Sunday, 31 March 2013

Britten & Brülightly - a graphic novel by Hannah Berry

It was interesting to see the impact on the crowd when Hannah Berry quietly walked into the room at a Laydeez do Comics event and took a seat at the back. A trail of whispers followed her - Hannah Berry, Hannah Berry - I wonder if she knew the effect she had on everyone? Clearly she is held in high regard by comic and graphic novel creators (Laydeez do Comics attracts many of these people) and rightly so.

Britten & Brülightly is a wonderful read: quirky, dark and mysterious. The point of view of the illustrations swoops around the action and pokes into shady corners like a film noir camera and this style suits the murder / blackmail / revenge plot perfectly. Having said that I can't remember any film in that genre with anyone quite like Brülightly - I think it is worth getting hold of a copy of this book just to find out about this unusual character.

I must admit that I got a little lost in the storyline of Britten & Brülightly occasionally but it didn't matter, the strength of the imagery and characterization pull you through.

For a small taste of Hannah Berry's work go to her blog to download the first part of her new graphic novel Adamtine for free.

Breaking news! Britten & Brülightly #2 is underway. Go to Hannah's blog to read the synopsis.

Friday, 15 March 2013

Psychiatric Tales - a graphic novel by Darryl Cunningham

This book made me cry and on the back is described as harrowing so perhaps it has the same effect on others. You know that thing where an unexpected kindness can hit you quite hard, that is how it got to me.

As you might guess from the title the book is about mental illness - both from the perspective of the author's experiences as a psychiatric nurse and then later his own struggles. It is written with deep compassion and humanity. Simply told, each sentence is carefully crafted with drawings that powerfully reinforce the text.

I guess that whether or how this book might affect you will depend on your life experiences.

In October last year one of my cousins committed suicide. We are a family that stays in contact - I regularly receive news from or about everyone through to second or third cousins and beyond.

However I did not know this cousin particularly well. He was very close to a couple of family members but was reserved with most of the rest of us and had lived overseas for many years.

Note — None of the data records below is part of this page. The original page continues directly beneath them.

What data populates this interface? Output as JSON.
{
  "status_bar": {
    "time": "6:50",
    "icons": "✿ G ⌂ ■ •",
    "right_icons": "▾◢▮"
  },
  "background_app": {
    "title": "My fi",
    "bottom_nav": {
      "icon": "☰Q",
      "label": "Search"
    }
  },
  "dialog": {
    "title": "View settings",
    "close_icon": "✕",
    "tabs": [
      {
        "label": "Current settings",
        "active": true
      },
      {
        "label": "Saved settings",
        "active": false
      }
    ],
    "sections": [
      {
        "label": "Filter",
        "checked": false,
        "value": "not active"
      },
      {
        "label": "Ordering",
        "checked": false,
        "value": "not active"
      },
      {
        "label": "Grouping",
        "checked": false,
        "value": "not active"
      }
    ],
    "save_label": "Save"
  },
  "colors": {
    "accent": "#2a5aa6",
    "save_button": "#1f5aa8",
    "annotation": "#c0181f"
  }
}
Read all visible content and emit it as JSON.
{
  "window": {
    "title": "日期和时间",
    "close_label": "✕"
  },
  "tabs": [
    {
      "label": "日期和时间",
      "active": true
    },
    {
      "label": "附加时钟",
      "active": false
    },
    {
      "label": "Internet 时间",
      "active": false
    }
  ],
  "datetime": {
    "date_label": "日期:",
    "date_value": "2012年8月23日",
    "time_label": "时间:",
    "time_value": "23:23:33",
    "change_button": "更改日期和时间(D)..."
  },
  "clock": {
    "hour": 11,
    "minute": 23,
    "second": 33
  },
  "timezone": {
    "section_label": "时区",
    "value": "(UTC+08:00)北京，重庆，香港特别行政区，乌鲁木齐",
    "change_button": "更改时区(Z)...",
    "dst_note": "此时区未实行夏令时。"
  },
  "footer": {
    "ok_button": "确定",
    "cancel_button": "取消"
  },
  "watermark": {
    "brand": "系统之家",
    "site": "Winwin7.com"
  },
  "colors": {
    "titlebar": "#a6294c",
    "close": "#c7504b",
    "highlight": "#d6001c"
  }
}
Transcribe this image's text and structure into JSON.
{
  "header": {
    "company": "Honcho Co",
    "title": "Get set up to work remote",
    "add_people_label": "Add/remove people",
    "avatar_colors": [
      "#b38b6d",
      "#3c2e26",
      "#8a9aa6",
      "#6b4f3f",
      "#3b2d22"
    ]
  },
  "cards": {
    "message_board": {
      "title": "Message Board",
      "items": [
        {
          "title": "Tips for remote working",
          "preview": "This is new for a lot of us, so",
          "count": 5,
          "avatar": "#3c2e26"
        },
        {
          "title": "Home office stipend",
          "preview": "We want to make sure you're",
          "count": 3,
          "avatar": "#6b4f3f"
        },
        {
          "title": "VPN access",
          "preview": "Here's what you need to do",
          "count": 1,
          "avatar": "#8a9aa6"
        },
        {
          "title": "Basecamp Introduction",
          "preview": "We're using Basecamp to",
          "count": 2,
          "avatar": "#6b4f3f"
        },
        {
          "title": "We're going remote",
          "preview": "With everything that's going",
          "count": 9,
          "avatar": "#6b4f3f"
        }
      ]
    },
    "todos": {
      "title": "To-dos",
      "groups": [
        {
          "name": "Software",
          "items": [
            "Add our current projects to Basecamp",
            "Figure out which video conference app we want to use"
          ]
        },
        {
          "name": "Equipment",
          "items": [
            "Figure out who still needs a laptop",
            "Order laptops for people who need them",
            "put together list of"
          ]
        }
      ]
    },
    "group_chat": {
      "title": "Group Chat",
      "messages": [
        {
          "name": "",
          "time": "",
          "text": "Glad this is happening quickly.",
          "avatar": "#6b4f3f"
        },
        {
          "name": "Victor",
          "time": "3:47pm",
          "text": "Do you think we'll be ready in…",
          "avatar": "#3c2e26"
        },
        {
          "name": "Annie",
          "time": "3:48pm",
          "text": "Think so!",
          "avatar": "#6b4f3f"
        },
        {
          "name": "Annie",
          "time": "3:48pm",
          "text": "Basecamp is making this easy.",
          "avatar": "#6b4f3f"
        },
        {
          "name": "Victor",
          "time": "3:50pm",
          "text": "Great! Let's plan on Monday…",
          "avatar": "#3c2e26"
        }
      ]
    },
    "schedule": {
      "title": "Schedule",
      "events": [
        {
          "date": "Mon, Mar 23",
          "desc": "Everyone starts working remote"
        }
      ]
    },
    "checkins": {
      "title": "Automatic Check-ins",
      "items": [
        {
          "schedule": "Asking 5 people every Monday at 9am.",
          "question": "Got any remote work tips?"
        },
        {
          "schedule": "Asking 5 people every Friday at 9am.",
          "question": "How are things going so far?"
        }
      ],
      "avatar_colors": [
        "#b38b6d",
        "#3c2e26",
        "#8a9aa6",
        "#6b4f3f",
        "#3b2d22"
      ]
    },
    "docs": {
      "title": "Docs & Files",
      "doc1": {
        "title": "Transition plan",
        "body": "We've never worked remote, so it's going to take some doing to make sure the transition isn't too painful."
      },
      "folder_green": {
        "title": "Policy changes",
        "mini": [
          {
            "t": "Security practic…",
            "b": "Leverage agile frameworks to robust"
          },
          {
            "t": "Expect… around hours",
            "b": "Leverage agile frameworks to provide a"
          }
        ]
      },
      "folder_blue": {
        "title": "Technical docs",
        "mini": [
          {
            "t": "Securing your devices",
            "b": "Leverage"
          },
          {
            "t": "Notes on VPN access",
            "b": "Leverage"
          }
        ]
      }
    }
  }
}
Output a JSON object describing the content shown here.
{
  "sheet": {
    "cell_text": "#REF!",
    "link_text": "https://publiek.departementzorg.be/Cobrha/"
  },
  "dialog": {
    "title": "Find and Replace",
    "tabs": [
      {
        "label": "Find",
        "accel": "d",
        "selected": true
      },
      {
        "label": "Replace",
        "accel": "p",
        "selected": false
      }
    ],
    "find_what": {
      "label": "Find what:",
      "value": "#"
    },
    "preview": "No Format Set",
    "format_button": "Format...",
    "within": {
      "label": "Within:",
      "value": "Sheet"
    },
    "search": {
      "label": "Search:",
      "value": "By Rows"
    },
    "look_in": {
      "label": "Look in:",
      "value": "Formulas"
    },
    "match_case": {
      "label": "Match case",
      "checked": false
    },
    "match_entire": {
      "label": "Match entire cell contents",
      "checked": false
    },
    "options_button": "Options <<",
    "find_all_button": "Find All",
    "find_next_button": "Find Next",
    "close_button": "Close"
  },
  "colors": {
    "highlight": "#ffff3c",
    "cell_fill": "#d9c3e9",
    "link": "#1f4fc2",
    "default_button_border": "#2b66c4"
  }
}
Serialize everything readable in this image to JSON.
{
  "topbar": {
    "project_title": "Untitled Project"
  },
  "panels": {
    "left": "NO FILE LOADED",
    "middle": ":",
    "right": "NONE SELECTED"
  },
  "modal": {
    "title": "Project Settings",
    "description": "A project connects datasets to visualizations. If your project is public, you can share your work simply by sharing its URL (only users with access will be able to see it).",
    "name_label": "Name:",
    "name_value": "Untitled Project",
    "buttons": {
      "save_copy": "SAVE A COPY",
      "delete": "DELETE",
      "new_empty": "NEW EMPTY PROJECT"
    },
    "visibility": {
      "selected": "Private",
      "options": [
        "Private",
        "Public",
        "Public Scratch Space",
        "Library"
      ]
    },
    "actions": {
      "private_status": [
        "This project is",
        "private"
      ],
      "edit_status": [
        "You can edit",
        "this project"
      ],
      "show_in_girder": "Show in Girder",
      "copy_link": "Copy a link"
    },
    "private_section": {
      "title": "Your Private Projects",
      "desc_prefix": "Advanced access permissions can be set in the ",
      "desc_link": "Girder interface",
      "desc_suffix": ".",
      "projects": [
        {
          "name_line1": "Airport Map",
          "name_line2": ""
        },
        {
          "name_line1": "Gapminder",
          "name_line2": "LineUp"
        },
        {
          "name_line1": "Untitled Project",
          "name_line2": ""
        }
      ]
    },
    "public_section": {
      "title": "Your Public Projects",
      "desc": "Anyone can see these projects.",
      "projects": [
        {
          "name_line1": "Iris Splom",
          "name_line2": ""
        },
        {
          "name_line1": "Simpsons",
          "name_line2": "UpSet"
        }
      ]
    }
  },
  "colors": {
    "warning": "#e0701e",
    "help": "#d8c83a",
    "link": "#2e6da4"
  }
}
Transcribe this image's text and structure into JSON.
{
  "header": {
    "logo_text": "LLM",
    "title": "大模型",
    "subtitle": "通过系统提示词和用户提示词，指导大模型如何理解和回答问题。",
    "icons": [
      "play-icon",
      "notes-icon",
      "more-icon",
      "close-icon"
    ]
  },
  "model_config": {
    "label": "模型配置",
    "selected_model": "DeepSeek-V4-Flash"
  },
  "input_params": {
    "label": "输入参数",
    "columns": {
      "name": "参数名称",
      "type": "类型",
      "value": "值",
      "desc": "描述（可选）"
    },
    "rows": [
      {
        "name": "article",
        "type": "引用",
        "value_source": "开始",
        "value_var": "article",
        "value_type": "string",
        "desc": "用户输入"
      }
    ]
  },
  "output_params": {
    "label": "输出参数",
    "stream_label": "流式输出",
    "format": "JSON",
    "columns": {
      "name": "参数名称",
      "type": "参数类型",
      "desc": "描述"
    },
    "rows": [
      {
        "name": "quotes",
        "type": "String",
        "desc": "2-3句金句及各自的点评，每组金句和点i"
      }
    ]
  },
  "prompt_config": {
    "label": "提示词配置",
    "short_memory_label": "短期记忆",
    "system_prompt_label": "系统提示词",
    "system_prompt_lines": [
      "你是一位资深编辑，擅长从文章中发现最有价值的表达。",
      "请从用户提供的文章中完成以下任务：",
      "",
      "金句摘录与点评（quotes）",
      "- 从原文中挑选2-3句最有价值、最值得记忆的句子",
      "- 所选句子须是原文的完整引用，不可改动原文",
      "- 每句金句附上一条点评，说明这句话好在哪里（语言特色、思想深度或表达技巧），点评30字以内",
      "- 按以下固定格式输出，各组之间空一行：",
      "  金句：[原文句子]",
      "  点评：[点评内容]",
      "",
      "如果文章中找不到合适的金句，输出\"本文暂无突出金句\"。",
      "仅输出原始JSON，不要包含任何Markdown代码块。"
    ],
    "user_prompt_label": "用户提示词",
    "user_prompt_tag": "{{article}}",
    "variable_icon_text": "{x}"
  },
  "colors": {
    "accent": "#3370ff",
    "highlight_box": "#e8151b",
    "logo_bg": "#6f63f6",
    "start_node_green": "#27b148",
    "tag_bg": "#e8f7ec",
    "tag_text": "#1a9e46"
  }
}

At the time it was difficult to explain how deeply his suicide affected me and I ended up feeling that I did not have the right to be upset. But then I read this sentence in Psychiatric Tales "the effects of suicide ripple outwards" and it goes on to describe how it intimately affects others - friends, family and strangers. It felt like I had been given permission to feel bad and I think this is something I needed to do.

As you can see the chapter on suicide affected me the most but all of the chapters are powerful and moving. It is an honest and compassionate book, I think that many people would benefit from reading it. It is also a wonderful example of the art of the graphic novel, I think part of its power lies in its form.